In lieu of an abstract, here is a brief excerpt of the content:

Reviewed by:
  • Wonder Beyond Belief: On Christianity by Navid Kermani
  • Florian Hild (bio)
Navid Kermani (trans. Tony Crawford), Wonder Beyond Belief: On Christianity (Polity, 2017), 272 pp.


Navid Kermani contains multitudes: born in Germany to Iranian parents, he is a practicing Muslim who is at home with Goethe and Hannah Arendt just as much as in reporting from Afghanistan, Iraq, Syria, or Cologne’s football stadium. Stephen Greenblatt called Kermani “one of the greatest Muslim writers and thinkers in the Western world.” He is a novelist, an orator, a thoughtful commentator on current events, and one of the rare voices that speaks with love and erudition about the Middle East and the West. Just as Goethe turned outward to write the West-Eastern Diwan from 1814–19 when all of Europe turned inward, Kermani seeks and lives the exchange between Orient and Occident at a time when Western authors give lip service to “intercultural dialogue” but often lack knowledge of the East and sometimes even of ourselves. “Shapeless fogs don’t encounter each other,” Hermann Hesse said, and Kermani gives shape and substance to both Islam and Christianity in his recently translated book, Wonder Beyond Belief.

In this beautiful book (whose German title Ungläubiges Staunen literally means “wonder without belief and which Kermani originally wanted to call My Own Christianity), a fictionalized Kermani, assisted by an equally artful Catholic friend, makes his idiosyncratic way through Christianity by meditating on 40 works of Christian art. In these three- to 17-page essays, ranging from the first known depiction of the Madonna to a screenshot of Father Paolo Dall’Oglio, kidnapped and probably executed by ISIS in 2013, Kermani engages with the Christian faith in an irreverently pious and affectionately skeptical way. As it meandered leisurely past sculptures of an ugly Jesus, ancient mosaics, churches, Da Vinci, Gerhard Richter, Albrecht Dürer, and many more beautifully reproduced works of art, Wonder Beyond Belief taught me more about Christianity and Islam than seems possible in such a deceptively light and breezy read. The book invites [End Page 684] jumping around, re-reading, comparing, and meditating on the many literary and theological gems Kermani offers to readers.

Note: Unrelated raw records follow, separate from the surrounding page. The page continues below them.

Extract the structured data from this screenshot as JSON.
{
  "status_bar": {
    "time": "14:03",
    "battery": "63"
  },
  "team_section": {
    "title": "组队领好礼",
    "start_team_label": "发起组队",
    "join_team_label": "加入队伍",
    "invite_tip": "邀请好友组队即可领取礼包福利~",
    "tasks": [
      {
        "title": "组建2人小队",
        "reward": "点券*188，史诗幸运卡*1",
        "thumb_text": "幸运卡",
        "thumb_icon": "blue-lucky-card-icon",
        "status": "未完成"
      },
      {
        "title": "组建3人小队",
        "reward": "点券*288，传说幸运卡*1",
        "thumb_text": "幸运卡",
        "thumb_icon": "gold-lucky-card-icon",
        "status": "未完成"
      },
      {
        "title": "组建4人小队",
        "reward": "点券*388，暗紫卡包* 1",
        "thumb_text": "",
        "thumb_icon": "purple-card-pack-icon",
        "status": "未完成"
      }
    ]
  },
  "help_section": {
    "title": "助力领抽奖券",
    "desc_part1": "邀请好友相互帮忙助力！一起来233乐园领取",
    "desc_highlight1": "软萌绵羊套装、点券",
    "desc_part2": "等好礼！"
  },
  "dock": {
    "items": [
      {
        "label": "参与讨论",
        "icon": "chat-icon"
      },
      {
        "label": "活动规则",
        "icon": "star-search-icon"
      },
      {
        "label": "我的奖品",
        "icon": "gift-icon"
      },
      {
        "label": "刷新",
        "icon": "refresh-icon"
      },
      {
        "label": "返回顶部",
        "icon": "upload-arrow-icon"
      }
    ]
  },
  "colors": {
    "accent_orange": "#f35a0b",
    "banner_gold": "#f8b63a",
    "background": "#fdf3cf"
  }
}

After I read Wonder Beyond Belief and took the liberty of asking Mr. Kermani which essays he’d like to see translated into English first, I suggested a striking one about a crucifix. His response was: “No, not ‘Cross,’ please.” This aversion to sensationalizing his work or himself seems typical: Kermani resists categorization, avoids talk shows, and prefers to give long radio interviews instead; a prostrated Muslim under a cross was not the first impression he wanted to give an American audience. He suggested “Love II” instead: a meditation on El Greco’s Christ Bids Farewell to His Mother. “I thought I saw two lovers, or, to be precise, two who love each other not like mother and son,” he writes. Mary as the archetypal mother is venerated in Kermani’s Islam, and many chapters in Wonder Beyond Belief deal with maternal love. In “Love II,” though, Mary looks too young to be a mother and Christ does not look like a son. “Only someone who knows she is entirely safe with her lover looks with such self-abandonment. And indeed he looks at her with eyes that simultaneously covet and protect. This is less a savior than someone who himself was saved by love.” Kermani then describes the contradictory nature of the painting’s title and its apparent content. At one point in “Love II” he writes that “as an outsider, that seems a bit strange to me,” referring to the inconsistency of the farewell motif and the biblical account of Jesus’s last days. It is precisely his outsider’s perspective, the incredulous awe he feels when contemplating Christianity through the lens of art, that gives Kermani’s book the refreshing and stimulating power which leaps off every page. The naïve and curious narrator of Wonder Beyond Belief can wonder where an insider can’t. He ends “Love II” by wondering about El Greco’s wonder regarding the mother and her divine son: “Is it not bewildering that the very two human...